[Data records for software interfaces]
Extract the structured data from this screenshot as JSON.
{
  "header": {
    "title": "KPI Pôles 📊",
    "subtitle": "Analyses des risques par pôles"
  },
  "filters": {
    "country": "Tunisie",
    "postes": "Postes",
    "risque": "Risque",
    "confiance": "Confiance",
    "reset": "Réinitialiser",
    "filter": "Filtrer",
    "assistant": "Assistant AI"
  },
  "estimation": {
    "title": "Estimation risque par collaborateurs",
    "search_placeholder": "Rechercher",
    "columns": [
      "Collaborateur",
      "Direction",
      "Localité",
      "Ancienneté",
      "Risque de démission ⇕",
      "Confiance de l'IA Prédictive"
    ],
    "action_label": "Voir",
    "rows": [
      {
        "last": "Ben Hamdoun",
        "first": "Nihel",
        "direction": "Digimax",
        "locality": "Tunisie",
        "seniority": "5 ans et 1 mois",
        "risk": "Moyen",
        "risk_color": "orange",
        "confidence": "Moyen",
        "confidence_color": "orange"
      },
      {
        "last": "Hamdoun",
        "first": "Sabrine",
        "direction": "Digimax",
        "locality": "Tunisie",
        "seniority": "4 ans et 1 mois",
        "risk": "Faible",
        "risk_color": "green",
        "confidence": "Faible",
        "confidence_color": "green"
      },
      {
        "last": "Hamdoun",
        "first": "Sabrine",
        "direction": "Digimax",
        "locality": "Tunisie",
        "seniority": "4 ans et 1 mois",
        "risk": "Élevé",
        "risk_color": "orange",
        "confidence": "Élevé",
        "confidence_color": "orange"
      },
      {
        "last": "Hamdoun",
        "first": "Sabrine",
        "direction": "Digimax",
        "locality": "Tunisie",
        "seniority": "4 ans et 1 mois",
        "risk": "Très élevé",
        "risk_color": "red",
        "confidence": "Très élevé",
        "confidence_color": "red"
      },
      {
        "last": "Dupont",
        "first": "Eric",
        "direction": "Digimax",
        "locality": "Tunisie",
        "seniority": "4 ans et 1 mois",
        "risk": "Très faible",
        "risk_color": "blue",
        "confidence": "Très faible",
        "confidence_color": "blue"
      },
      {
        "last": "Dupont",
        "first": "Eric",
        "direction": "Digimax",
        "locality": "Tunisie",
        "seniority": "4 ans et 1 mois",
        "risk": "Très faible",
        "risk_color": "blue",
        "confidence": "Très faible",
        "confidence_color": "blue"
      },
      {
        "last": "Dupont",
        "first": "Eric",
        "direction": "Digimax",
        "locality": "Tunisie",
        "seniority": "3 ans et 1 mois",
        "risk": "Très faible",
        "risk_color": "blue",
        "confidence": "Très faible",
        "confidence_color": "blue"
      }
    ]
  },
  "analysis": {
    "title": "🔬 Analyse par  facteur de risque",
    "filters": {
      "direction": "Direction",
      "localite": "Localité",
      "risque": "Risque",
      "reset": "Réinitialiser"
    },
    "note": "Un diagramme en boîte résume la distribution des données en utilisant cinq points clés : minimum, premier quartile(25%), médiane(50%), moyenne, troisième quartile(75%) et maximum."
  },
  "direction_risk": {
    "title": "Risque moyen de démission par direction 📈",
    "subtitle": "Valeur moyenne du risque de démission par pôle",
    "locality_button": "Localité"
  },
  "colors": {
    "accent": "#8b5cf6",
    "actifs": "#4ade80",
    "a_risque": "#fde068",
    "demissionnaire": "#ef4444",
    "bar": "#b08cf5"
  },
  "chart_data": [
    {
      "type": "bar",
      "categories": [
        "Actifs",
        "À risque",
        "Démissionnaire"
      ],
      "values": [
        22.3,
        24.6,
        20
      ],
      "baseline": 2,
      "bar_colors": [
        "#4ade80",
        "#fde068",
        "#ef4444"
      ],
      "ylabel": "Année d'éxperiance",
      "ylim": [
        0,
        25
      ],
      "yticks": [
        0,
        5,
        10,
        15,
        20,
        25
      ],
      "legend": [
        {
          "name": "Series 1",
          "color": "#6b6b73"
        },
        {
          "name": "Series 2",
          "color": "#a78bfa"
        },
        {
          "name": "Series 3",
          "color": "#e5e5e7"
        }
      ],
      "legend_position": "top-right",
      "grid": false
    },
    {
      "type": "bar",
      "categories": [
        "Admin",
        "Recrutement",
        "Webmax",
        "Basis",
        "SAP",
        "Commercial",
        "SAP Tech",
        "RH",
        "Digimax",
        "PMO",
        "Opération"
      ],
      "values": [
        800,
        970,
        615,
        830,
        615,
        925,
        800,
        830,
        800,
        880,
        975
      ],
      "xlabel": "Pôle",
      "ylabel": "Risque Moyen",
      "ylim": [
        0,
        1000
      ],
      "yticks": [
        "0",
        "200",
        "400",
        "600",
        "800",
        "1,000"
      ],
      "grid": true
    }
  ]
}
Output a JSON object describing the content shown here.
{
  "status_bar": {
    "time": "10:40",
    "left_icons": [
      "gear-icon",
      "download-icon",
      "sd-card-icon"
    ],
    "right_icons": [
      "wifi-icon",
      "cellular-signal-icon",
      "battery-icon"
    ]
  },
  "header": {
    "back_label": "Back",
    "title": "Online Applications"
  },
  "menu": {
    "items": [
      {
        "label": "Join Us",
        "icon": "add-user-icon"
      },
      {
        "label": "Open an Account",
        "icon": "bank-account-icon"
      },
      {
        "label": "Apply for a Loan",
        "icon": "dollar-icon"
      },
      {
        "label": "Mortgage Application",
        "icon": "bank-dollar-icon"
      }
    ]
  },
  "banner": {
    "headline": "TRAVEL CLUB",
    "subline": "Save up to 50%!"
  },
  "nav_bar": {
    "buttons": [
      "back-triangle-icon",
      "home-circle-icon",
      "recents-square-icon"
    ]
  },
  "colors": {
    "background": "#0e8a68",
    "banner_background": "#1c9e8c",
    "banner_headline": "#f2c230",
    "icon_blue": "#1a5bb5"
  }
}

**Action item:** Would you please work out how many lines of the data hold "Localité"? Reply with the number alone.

**Task response:** 3